ISLAMABAD: Laying bare their differences over the army’s involvement in a crackdown on extremist and militant organisations in Punjab, the government and military spokesmen, at a joint press conference on Tuesday, diverged over who could decide about engaging the army.

Although the press conference was convened to release a video recording of confessional statement made by captured Indian spy Kulbhushan Yadav, the very first question about the government permitting a military operation in Punjab exposed the gap in the positions of the civilian and military leadership on the issue.

Information Minister Pervaiz Rashid, who is also federal government’s spokesman, said it was the provincial government’s prerogative to decide “which force and how much of the force” would be required to act against a group or a person found by intelligence agencies to be involved in terrorism.

He said the provincial administration took decision on the basis of intelligence available to it about the nature and extent of threat. “If they think necessary they can get the job done through police … at other places Rangers may have to be involved while in more difficult situations services of the Pakistan Army can also be requisitioned,” he maintained.

Army Chief Gen Raheel Sharif had at a security meeting of the military on Sunday night, in the aftermath of the Lahore park bombing which claimed 72 lives, ordered the army and intelligence agencies to start an operation in the light of information available to him.

The objective of the military crackdown, as stated by ISPR, was to bring the masterminds and perpetrators of the Lahore attack to justice and prevent “savages” from “overrunning our life and liberty”.

Since then the army together with Rangers, which is a paramilitary force, and military intelligence agencies have conducted a number of raids in Lahore, Faisalabad, Muzzafargarh, Multan and Rawalpindi and rounded up dozens of suspects.

The military’s decision to unilaterally go ahead with the operation for which it had been pressing the civilian leaders for months did not go down well with the government. Prime Minister Nawaz Sharif’s decision to cancel his visit to the United States for attending the Nuclear Security Summit was partly due to the start of military operation in Punjab. Over the past couple of days he has been consulting his aides over the developing situation.

Military spokesman Lt Gen Asim Bajwa recalled at the press conference that it had been agreed while initiating the National Action Plan (NAP) on counter-terrorism that there would be action against terrorists, their sleeper cells, hideouts, facilitators, abettors and financiers in every part of the country irrespective of where they were.

The 20-point NAP announced in December 2014 after the Army Public School tragedy has a clause stating that like the rest of the country, no space will be given to extremism in any part of the Punjab.
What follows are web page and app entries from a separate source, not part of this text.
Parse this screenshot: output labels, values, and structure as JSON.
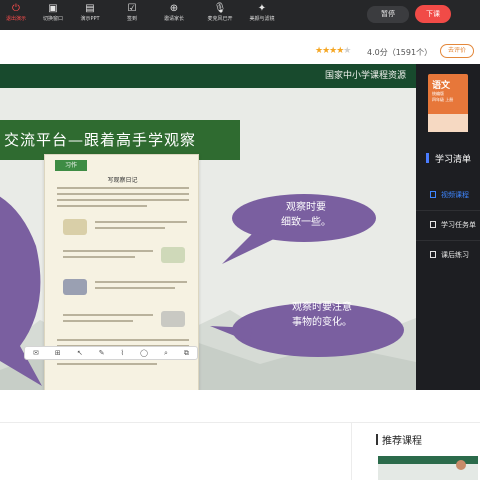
{
  "toolbar": {
    "items": [
      {
        "label": "退出演示",
        "icon": "exit-icon"
      },
      {
        "label": "切换窗口",
        "icon": "window-switch-icon"
      },
      {
        "label": "演示PPT",
        "icon": "ppt-icon"
      },
      {
        "label": "签到",
        "icon": "sign-in-icon"
      },
      {
        "label": "邀请家长",
        "icon": "invite-parent-icon"
      },
      {
        "label": "麦克风已开",
        "icon": "microphone-icon"
      },
      {
        "label": "美颜与滤镜",
        "icon": "beauty-filter-icon"
      }
    ],
    "pause_label": "暂停",
    "leave_label": "下课"
  },
  "rating": {
    "stars_filled": 4,
    "stars_total": 5,
    "score_text": "4.0分（1591个）",
    "rate_button": "去评价"
  },
  "slide": {
    "brand": "国家中小学课程资源",
    "banner_title": "交流平台—跟着高手学观察",
    "book_tag": "习作",
    "book_title": "写观察日记",
    "bubble_top": [
      "观察时要",
      "细致一些。"
    ],
    "bubble_bottom": [
      "观察时要注意",
      "事物的变化。"
    ]
  },
  "book_toolbar": [
    "✉",
    "⊞",
    "↖",
    "✎",
    "⌇",
    "◯",
    "⌕",
    "⧉"
  ],
  "panel": {
    "cover_title": "语文",
    "cover_sub": [
      "统编版",
      "四年级 上册"
    ],
    "list_title": "学习清单",
    "items": [
      {
        "label": "视频课程",
        "active": true
      },
      {
        "label": "学习任务单",
        "active": false
      },
      {
        "label": "课后练习",
        "active": false
      }
    ]
  },
  "bottom": {
    "recommend_title": "推荐课程"
  },
  "colors": {
    "toolbar_bg": "#262729",
    "leave_red": "#f14b47",
    "slide_green": "#184a2d",
    "bubble_purple": "#7a5fa0",
    "active_blue": "#3e86ff"
  }
}
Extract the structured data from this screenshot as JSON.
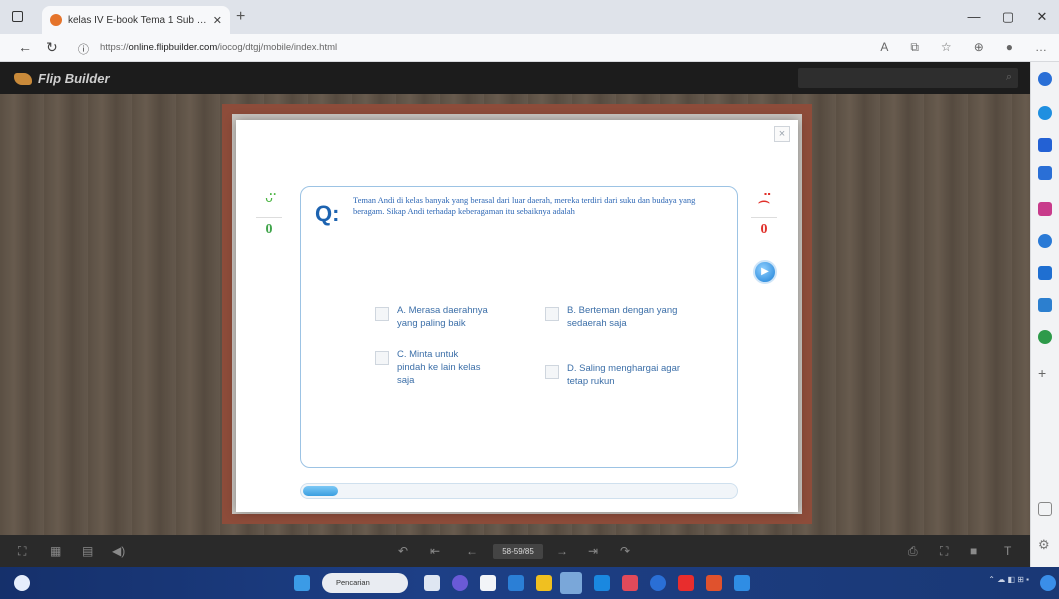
{
  "browser": {
    "tab_title": "kelas IV E-book Tema 1 Sub Ten",
    "tab_close": "✕",
    "new_tab": "+",
    "url_prefix": "https://",
    "url_host": "online.flipbuilder.com",
    "url_path": "/iocog/dtgj/mobile/index.html",
    "window_controls": [
      "—",
      "▢",
      "✕"
    ]
  },
  "app": {
    "brand": "Flip Builder"
  },
  "quiz": {
    "close": "×",
    "q_mark": "Q:",
    "question": "Teman Andi di kelas banyak yang berasal dari luar daerah, mereka terdiri dari suku dan budaya yang beragam. Sikap Andi terhadap keberagaman itu sebaiknya adalah",
    "options": [
      {
        "label": "A. Merasa daerahnya yang paling baik"
      },
      {
        "label": "B. Berteman dengan yang sedaerah saja"
      },
      {
        "label": "C. Minta untuk pindah ke lain kelas saja"
      },
      {
        "label": "D. Saling menghargai agar tetap rukun"
      }
    ],
    "correct_count": "0",
    "wrong_count": "0",
    "progress_fraction": 0.08
  },
  "controls": {
    "page_indicator": "58-59/85"
  },
  "taskbar": {
    "search_label": "Pencarian"
  },
  "icons": {
    "smile": "smile-icon",
    "sad": "sad-icon",
    "next": "play-icon",
    "search": "search-icon"
  },
  "colors": {
    "accent": "#1d63b0",
    "correct": "#4bb543",
    "wrong": "#e0302a",
    "book_border": "#a65a45"
  }
}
“Punjab operations have already been started with a larger scope. On the first day there were five operations and as we speak operations are under way in Rawalpindi and Multan. Intelligence agencies, army and Rangers are carrying out those operations,” the military spokesman said.

“There is an overarching objective of eradicating terrorism. Therefore, whatever force is required and wherever it is required, operations will be conducted,” he added.

Gen Bajwa refused to share military’s assessment of the extremism and militancy situation in Punjab which is thought to have become the hub of militant and terrorist outfits.

Published in Dawn, March 30th, 2016